You are the experts on your students, not me or anyone else. You know their families, what their living situations are, how many siblings they have, what language(s) they speak and whether they have grandparents at home. All of these factors, and more, are going to influence the ways that they interact with an online classroom. All the relationships you’ve built with parents and families in the past 7 months are going to matter a lot over the course of this process.

My own children have been studying online with their Hebrew School teacher since they were very young. They’ve never met her; it’s unlikely that they’ll ever meet her – she lives on the other side of the world. They nevertheless have a great relationship with her.  You have an advantage she doesn’t; you already know your students. Distance learning is a great opportunity to get to know them in a new way. You can maintain and even grow your relationships with your students and their families during this time – what a unique experience to have lived together! What stories you’ll all have to tell! You are going where no one has gone before… be brave.

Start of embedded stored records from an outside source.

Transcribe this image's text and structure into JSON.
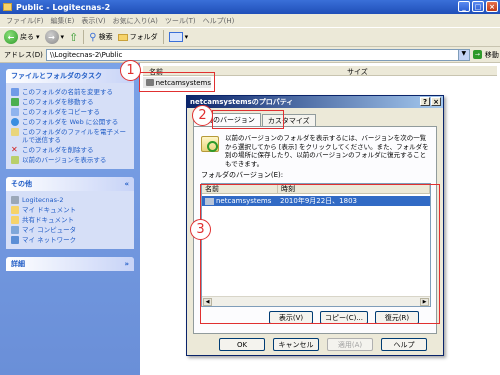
{
  "window": {
    "title": "Public - Logitecnas-2",
    "minimize": "_",
    "maximize": "□",
    "close": "×"
  },
  "menu": [
    "ファイル(F)",
    "編集(E)",
    "表示(V)",
    "お気に入り(A)",
    "ツール(T)",
    "ヘルプ(H)"
  ],
  "toolbar": {
    "back": "戻る",
    "search": "検索",
    "folders": "フォルダ"
  },
  "address": {
    "label": "アドレス(D)",
    "value": "\\\\Logitecnas-2\\Public",
    "go": "移動"
  },
  "tasks": {
    "folder_tasks_title": "ファイルとフォルダのタスク",
    "folder_tasks": [
      "このフォルダの名前を変更する",
      "このフォルダを移動する",
      "このフォルダをコピーする",
      "このフォルダを Web に公開する",
      "このフォルダのファイルを電子メールで送信する",
      "このフォルダを削除する",
      "以前のバージョンを表示する"
    ],
    "other_title": "その他",
    "other": [
      "Logitecnas-2",
      "マイ ドキュメント",
      "共有ドキュメント",
      "マイ コンピュータ",
      "マイ ネットワーク"
    ],
    "details_title": "詳細"
  },
  "filelist": {
    "col_name": "名前",
    "col_size": "サイズ",
    "item": "netcamsystems"
  },
  "dialog": {
    "title": "netcamsystemsのプロパティ",
    "help": "?",
    "close": "×",
    "tabs": [
      "以前のバージョン",
      "カスタマイズ"
    ],
    "description": "以前のバージョンのフォルダを表示するには、バージョンを次の一覧から選択してから [表示] をクリックしてください。また、フォルダを別の場所に保存したり、以前のバージョンのフォルダに復元することもできます。",
    "versions_label": "フォルダのバージョン(E):",
    "col_name": "名前",
    "col_time": "時刻",
    "version_name": "netcamsystems",
    "version_time": "2010年9月22日、1803",
    "btn_view": "表示(V)",
    "btn_copy": "コピー(C)...",
    "btn_restore": "復元(R)",
    "btn_ok": "OK",
    "btn_cancel": "キャンセル",
    "btn_apply": "適用(A)",
    "btn_help": "ヘルプ"
  },
  "annotations": [
    "1",
    "2",
    "3"
  ],
  "colors": {
    "annotation_red": "#e03030",
    "selection_blue": "#316ac5",
    "xp_title_blue": "#1f4fb8"
  }
}
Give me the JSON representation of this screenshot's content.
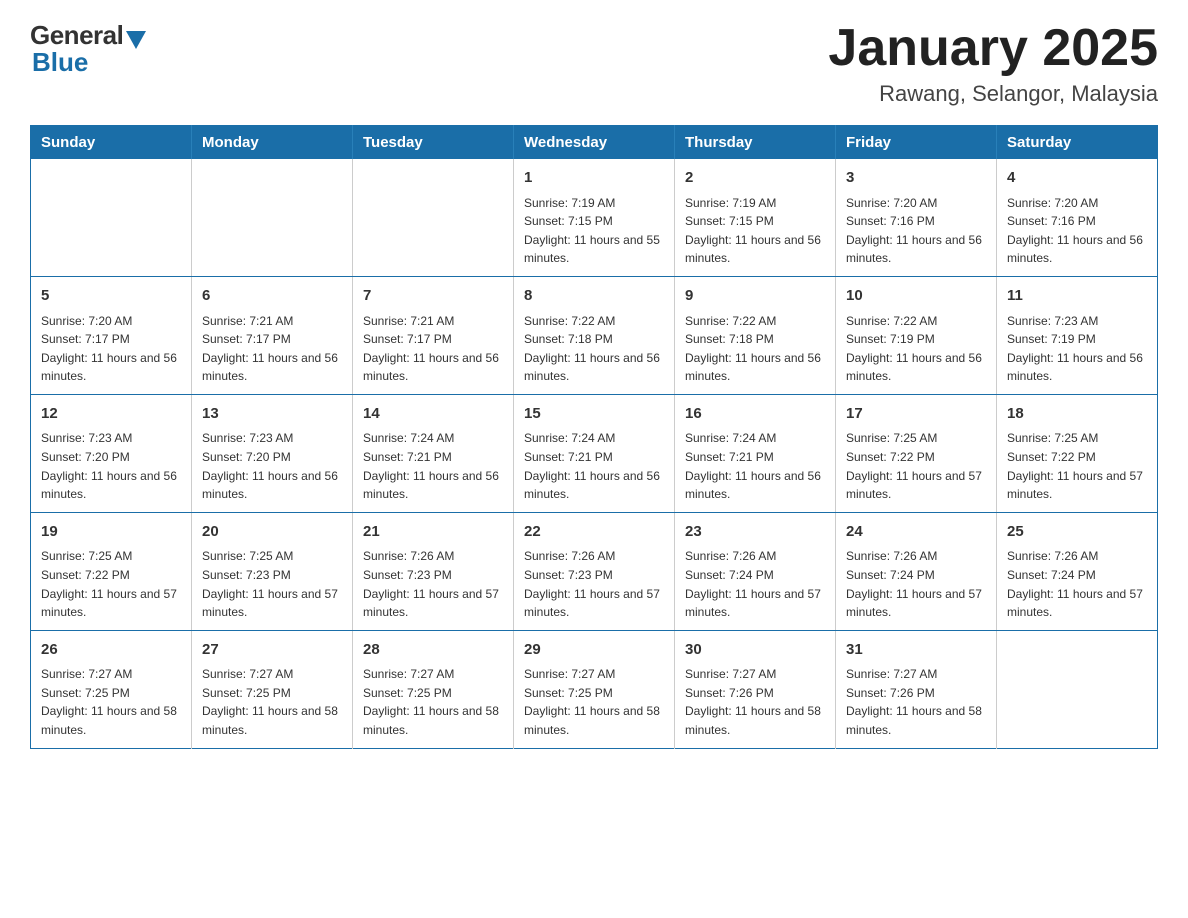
{
  "header": {
    "logo": {
      "general": "General",
      "blue": "Blue"
    },
    "title": "January 2025",
    "location": "Rawang, Selangor, Malaysia"
  },
  "calendar": {
    "days_of_week": [
      "Sunday",
      "Monday",
      "Tuesday",
      "Wednesday",
      "Thursday",
      "Friday",
      "Saturday"
    ],
    "weeks": [
      [
        {
          "day": "",
          "info": ""
        },
        {
          "day": "",
          "info": ""
        },
        {
          "day": "",
          "info": ""
        },
        {
          "day": "1",
          "info": "Sunrise: 7:19 AM\nSunset: 7:15 PM\nDaylight: 11 hours and 55 minutes."
        },
        {
          "day": "2",
          "info": "Sunrise: 7:19 AM\nSunset: 7:15 PM\nDaylight: 11 hours and 56 minutes."
        },
        {
          "day": "3",
          "info": "Sunrise: 7:20 AM\nSunset: 7:16 PM\nDaylight: 11 hours and 56 minutes."
        },
        {
          "day": "4",
          "info": "Sunrise: 7:20 AM\nSunset: 7:16 PM\nDaylight: 11 hours and 56 minutes."
        }
      ],
      [
        {
          "day": "5",
          "info": "Sunrise: 7:20 AM\nSunset: 7:17 PM\nDaylight: 11 hours and 56 minutes."
        },
        {
          "day": "6",
          "info": "Sunrise: 7:21 AM\nSunset: 7:17 PM\nDaylight: 11 hours and 56 minutes."
        },
        {
          "day": "7",
          "info": "Sunrise: 7:21 AM\nSunset: 7:17 PM\nDaylight: 11 hours and 56 minutes."
        },
        {
          "day": "8",
          "info": "Sunrise: 7:22 AM\nSunset: 7:18 PM\nDaylight: 11 hours and 56 minutes."
        },
        {
          "day": "9",
          "info": "Sunrise: 7:22 AM\nSunset: 7:18 PM\nDaylight: 11 hours and 56 minutes."
        },
        {
          "day": "10",
          "info": "Sunrise: 7:22 AM\nSunset: 7:19 PM\nDaylight: 11 hours and 56 minutes."
        },
        {
          "day": "11",
          "info": "Sunrise: 7:23 AM\nSunset: 7:19 PM\nDaylight: 11 hours and 56 minutes."
        }
      ],
      [
        {
          "day": "12",
          "info": "Sunrise: 7:23 AM\nSunset: 7:20 PM\nDaylight: 11 hours and 56 minutes."
        },
        {
          "day": "13",
          "info": "Sunrise: 7:23 AM\nSunset: 7:20 PM\nDaylight: 11 hours and 56 minutes."
        },
        {
          "day": "14",
          "info": "Sunrise: 7:24 AM\nSunset: 7:21 PM\nDaylight: 11 hours and 56 minutes."
        },
        {
          "day": "15",
          "info": "Sunrise: 7:24 AM\nSunset: 7:21 PM\nDaylight: 11 hours and 56 minutes."
        },
        {
          "day": "16",
          "info": "Sunrise: 7:24 AM\nSunset: 7:21 PM\nDaylight: 11 hours and 56 minutes."
        },
        {
          "day": "17",
          "info": "Sunrise: 7:25 AM\nSunset: 7:22 PM\nDaylight: 11 hours and 57 minutes."
        },
        {
          "day": "18",
          "info": "Sunrise: 7:25 AM\nSunset: 7:22 PM\nDaylight: 11 hours and 57 minutes."
        }
      ],
      [
        {
          "day": "19",
          "info": "Sunrise: 7:25 AM\nSunset: 7:22 PM\nDaylight: 11 hours and 57 minutes."
        },
        {
          "day": "20",
          "info": "Sunrise: 7:25 AM\nSunset: 7:23 PM\nDaylight: 11 hours and 57 minutes."
        },
        {
          "day": "21",
          "info": "Sunrise: 7:26 AM\nSunset: 7:23 PM\nDaylight: 11 hours and 57 minutes."
        },
        {
          "day": "22",
          "info": "Sunrise: 7:26 AM\nSunset: 7:23 PM\nDaylight: 11 hours and 57 minutes."
        },
        {
          "day": "23",
          "info": "Sunrise: 7:26 AM\nSunset: 7:24 PM\nDaylight: 11 hours and 57 minutes."
        },
        {
          "day": "24",
          "info": "Sunrise: 7:26 AM\nSunset: 7:24 PM\nDaylight: 11 hours and 57 minutes."
        },
        {
          "day": "25",
          "info": "Sunrise: 7:26 AM\nSunset: 7:24 PM\nDaylight: 11 hours and 57 minutes."
        }
      ],
      [
        {
          "day": "26",
          "info": "Sunrise: 7:27 AM\nSunset: 7:25 PM\nDaylight: 11 hours and 58 minutes."
        },
        {
          "day": "27",
          "info": "Sunrise: 7:27 AM\nSunset: 7:25 PM\nDaylight: 11 hours and 58 minutes."
        },
        {
          "day": "28",
          "info": "Sunrise: 7:27 AM\nSunset: 7:25 PM\nDaylight: 11 hours and 58 minutes."
        },
        {
          "day": "29",
          "info": "Sunrise: 7:27 AM\nSunset: 7:25 PM\nDaylight: 11 hours and 58 minutes."
        },
        {
          "day": "30",
          "info": "Sunrise: 7:27 AM\nSunset: 7:26 PM\nDaylight: 11 hours and 58 minutes."
        },
        {
          "day": "31",
          "info": "Sunrise: 7:27 AM\nSunset: 7:26 PM\nDaylight: 11 hours and 58 minutes."
        },
        {
          "day": "",
          "info": ""
        }
      ]
    ]
  }
}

I’d love to hear how it’s going… please leave a comment below to share your experiences. We may be physically distanced but let’s stay connected!